The augmented reality in the Un-Instagrammble Dish may answer that question. As well as allowing for “sonic seasoning” (sounds that make things taste better), Spence believes iPads could be used to change the colour of the “plate” so it complements the dish – something he has proven in the past can make food taste sweeter, spicier, or just better. Yet Spence doesn’t just think tech will help food be more enjoyable. He believes an iPad plate could be used to make us question our eating habits.
“On the one hand [we could] dissuade people from eating the stuff they’re all too comfortable eating, on the other hand it’s making things that one might not think of eating more accessible,” Spence explains. He works with Jozef Youssef of Kitchen Theory to develop new dining experiences, and in the past has shown people projections of cows before they ate beef, or played the sounds of a bird being chased and dying before serving them a duck dish.
“It connects you to the source in a way that makes you think, ‘are you sure you want to eat that?’,” says Spence, who also feels augmented reality could encourage people to eat bugs. “Telling people that [bugs] are good for them or they’re good for the planet or sustainable or proteinaceous or any of these things doesn’t work,” he explains, “but trying to enhance the sensory appeal could.” By making bugs sound extra crunchy with headphones, for example, chefs could draw attention away from the flavour towards other sensory qualities.
“One cafe in Vietnam has already started to play sweet music at all times so they can add less sugar to their cakes and pastries,” Spence goes on, explaining how sounds could help make us healthier in other ways.

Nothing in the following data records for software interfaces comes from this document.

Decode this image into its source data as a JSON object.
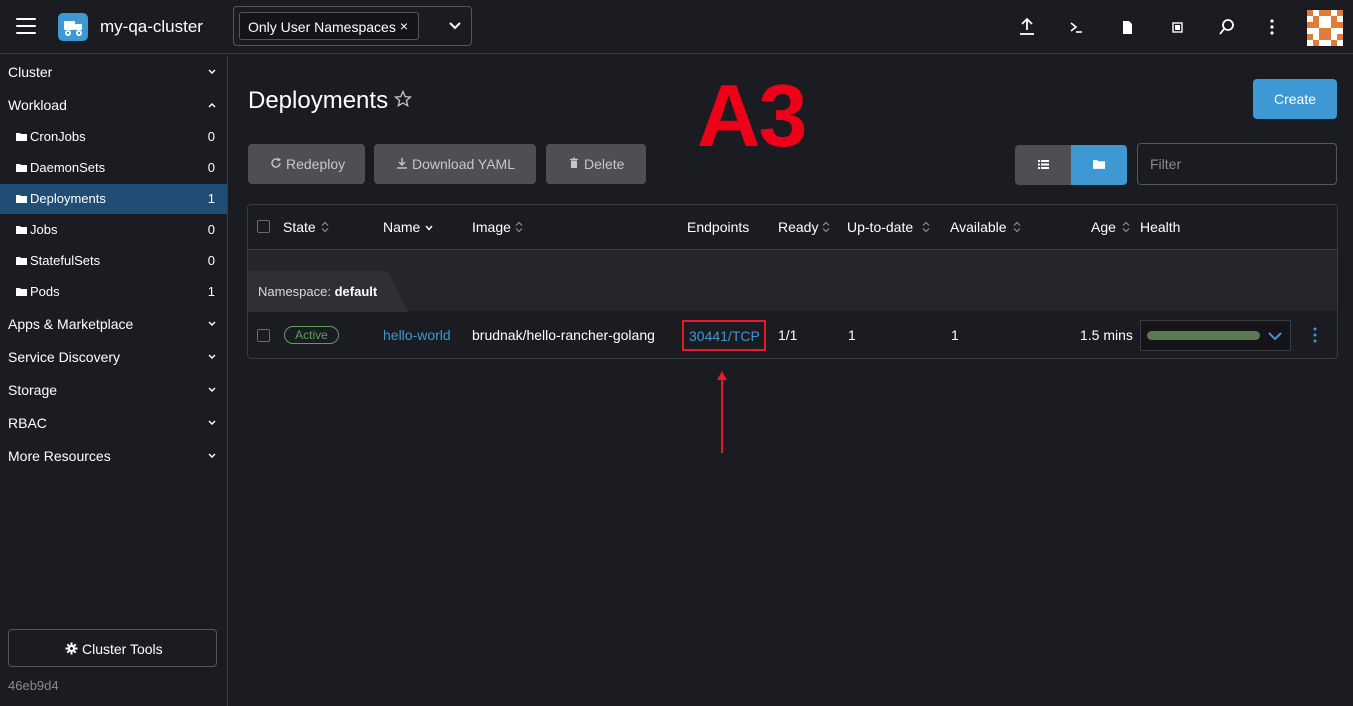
{
  "header": {
    "cluster_name": "my-qa-cluster",
    "namespace_filter": "Only User Namespaces",
    "namespace_remove": "×"
  },
  "sidebar": {
    "groups_top": [
      {
        "label": "Cluster",
        "expanded": false
      },
      {
        "label": "Workload",
        "expanded": true
      }
    ],
    "workload_items": [
      {
        "label": "CronJobs",
        "count": "0",
        "active": false
      },
      {
        "label": "DaemonSets",
        "count": "0",
        "active": false
      },
      {
        "label": "Deployments",
        "count": "1",
        "active": true
      },
      {
        "label": "Jobs",
        "count": "0",
        "active": false
      },
      {
        "label": "StatefulSets",
        "count": "0",
        "active": false
      },
      {
        "label": "Pods",
        "count": "1",
        "active": false
      }
    ],
    "groups_bottom": [
      {
        "label": "Apps & Marketplace"
      },
      {
        "label": "Service Discovery"
      },
      {
        "label": "Storage"
      },
      {
        "label": "RBAC"
      },
      {
        "label": "More Resources"
      }
    ],
    "cluster_tools_label": "Cluster Tools",
    "version": "46eb9d4"
  },
  "main": {
    "title": "Deployments",
    "create_label": "Create",
    "overlay_text": "A3",
    "actions": {
      "redeploy": "Redeploy",
      "download_yaml": "Download YAML",
      "delete": "Delete"
    },
    "filter_placeholder": "Filter"
  },
  "table": {
    "columns": {
      "state": "State",
      "name": "Name",
      "image": "Image",
      "endpoints": "Endpoints",
      "ready": "Ready",
      "up_to_date": "Up-to-date",
      "available": "Available",
      "age": "Age",
      "health": "Health"
    },
    "group": {
      "prefix": "Namespace:",
      "name": "default"
    },
    "rows": [
      {
        "state": "Active",
        "name": "hello-world",
        "image": "brudnak/hello-rancher-golang",
        "endpoint": "30441/TCP",
        "ready": "1/1",
        "up_to_date": "1",
        "available": "1",
        "age": "1.5 mins"
      }
    ]
  },
  "colors": {
    "accent": "#3d98d3",
    "active_state": "#5aa05a",
    "annotation_red": "#ee0019",
    "health_bar": "#5a7a56"
  }
}
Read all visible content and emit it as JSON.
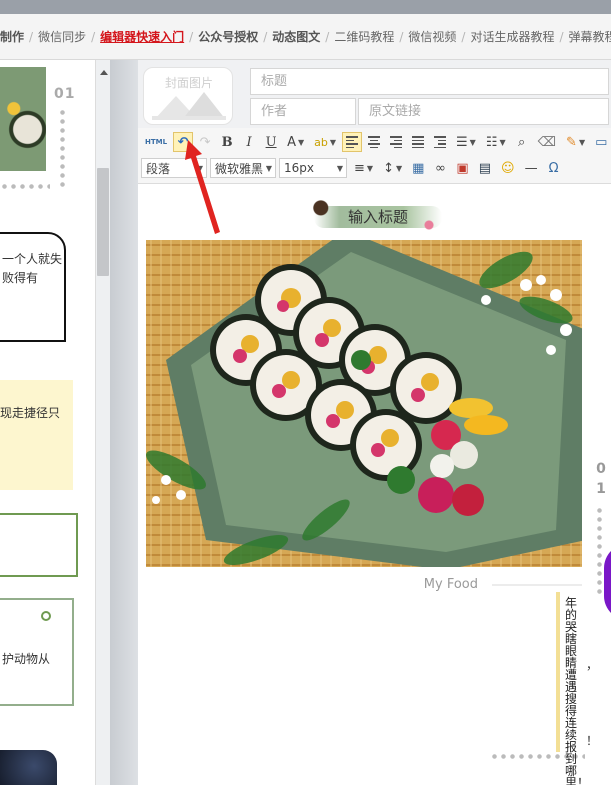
{
  "nav": {
    "items": [
      {
        "label": "制作",
        "bold": true
      },
      {
        "label": "微信同步",
        "bold": false
      },
      {
        "label": "编辑器快速入门",
        "bold": false,
        "active": true
      },
      {
        "label": "公众号授权",
        "bold": true
      },
      {
        "label": "动态图文",
        "bold": true
      },
      {
        "label": "二维码教程",
        "bold": false
      },
      {
        "label": "微信视频",
        "bold": false
      },
      {
        "label": "对话生成器教程",
        "bold": false
      },
      {
        "label": "弹幕教程",
        "bold": false
      }
    ]
  },
  "left_panel": {
    "number": "01",
    "card_black_text": "一个人就失败得有",
    "card_yellow_text": "现走捷径只",
    "card_tag_text": "护动物从"
  },
  "editor": {
    "cover_label": "封面图片",
    "title_placeholder": "标题",
    "author_placeholder": "作者",
    "link_placeholder": "原文链接",
    "toolbar": {
      "html_label": "HTML",
      "bold": "B",
      "italic": "I",
      "underline": "U",
      "font_color": "A",
      "paragraph_format": "段落",
      "font_family": "微软雅黑",
      "font_size": "16px",
      "omega": "Ω",
      "hr": "—"
    },
    "content": {
      "title": "输入标题",
      "caption": "My Food",
      "number": [
        "0",
        "1"
      ],
      "vertical_text": "年的哭瞎眼睛遭遇搜得连续报到哪里！",
      "punct1": "，",
      "punct2": "！"
    }
  },
  "colors": {
    "accent_red": "#d4161c",
    "brush_green": "#91b08c",
    "yellow_bg": "#fdf6cf"
  }
}
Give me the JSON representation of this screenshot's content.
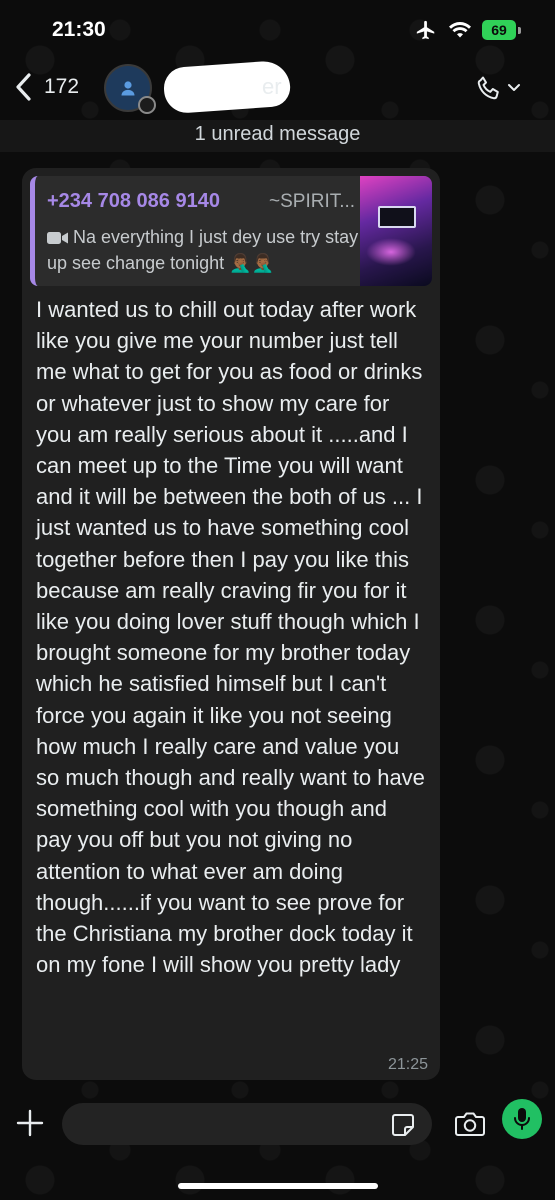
{
  "status_bar": {
    "time": "21:30",
    "battery_level": "69",
    "icons": [
      "airplane-icon",
      "wifi-icon",
      "battery-charging-icon"
    ],
    "battery_color": "#30d158"
  },
  "header": {
    "back_count": "172",
    "contact_name_visible_tail": "er",
    "icons": [
      "chevron-left-icon",
      "avatar-icon",
      "phone-icon",
      "chevron-down-icon"
    ]
  },
  "unread_banner": {
    "text": "1 unread message"
  },
  "message": {
    "quoted": {
      "author": "+234 708 086 9140",
      "push_name": "~SPIRIT...",
      "media_icon": "video-icon",
      "text": "Na everything I just dey use try stay up see change tonight 🤦🏾‍♂️🤦🏾‍♂️",
      "accent_color": "#a688e6"
    },
    "text": "I wanted us to chill out today after work like you give me your number just tell me what to get for you as food or drinks or whatever just to show my care for you am really serious about it .....and I can meet up to the Time you will want and it will be between the both of us ... I just wanted us to have something cool together before then I pay you like this because am really craving fir you for it like you doing lover stuff though which I brought someone for my brother today which he satisfied himself but I can't force you again it like you not seeing how much I really care and value you so much though and really want to have something cool with you though and pay you off but you not giving no attention to what ever am doing though......if you want to see prove for the Christiana my brother dock today it on my fone I will show you pretty lady",
    "time": "21:25",
    "bubble_color": "#202020"
  },
  "input_bar": {
    "value": "",
    "icons": [
      "plus-icon",
      "sticker-icon",
      "camera-icon",
      "microphone-icon"
    ],
    "mic_color": "#21c063"
  }
}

But not everyone is as convinced as Spence about tablets at the table. Ross McGinnes runs the popular Twitter account We Want Plates which documents – and mocks – restaurants who use shovels, tiles, boards, and mugs to plate up food. I ask him what he thinks of Spence’s idea:
“Food on iPads – another crackpot method which puts the emphasis on presentation rather than taste.
We pity the serving staff, having to peddle this stuff with a straight face: ‘I’m sorry but the squid starter isn’t available – our chef’s iPad charger cable is broken. I can recommend the crab cakes though, they’re served on a vintage Nintendo Donkey Kong.’
Regardless of the doubters, Spence’s work is far from over. He is also working towards high-tech augmented reality dining experiences. With his lab partner in Japan, for example, he has shown how wearing a virtual reality headset can change your experiences with food, from making your runny ketchup appear thicker to adding virtual creamer to your coffee. “Those visual appearances just change the expectation you have about your food and then hence your taste experience,” he explains. Virtual steam can make food seem hotter, unappetisingly green food can become a pleasant pink.
Still, Spence hopes his work will be accessible for everyone in the home (“some of the best technology around is in our pockets.”) So next time you serve your spag bol, why not use your iPad as a plate?
“The notion that you must not play with your food needs to be broken down,” says Spence, who admits it will take work for his vision to be implemented across the country. “Of course it raises some questions, probably a steak isn’t going to be easy to cut into… maybe it’s better for finger food or canapes.”
Charles Spence will be revealing more details of his project, The Un-Instagrammable Dish, during his London Food Tech Week keynote speech Playing Mind Games with Your Food on Tuesday October 31, 2017.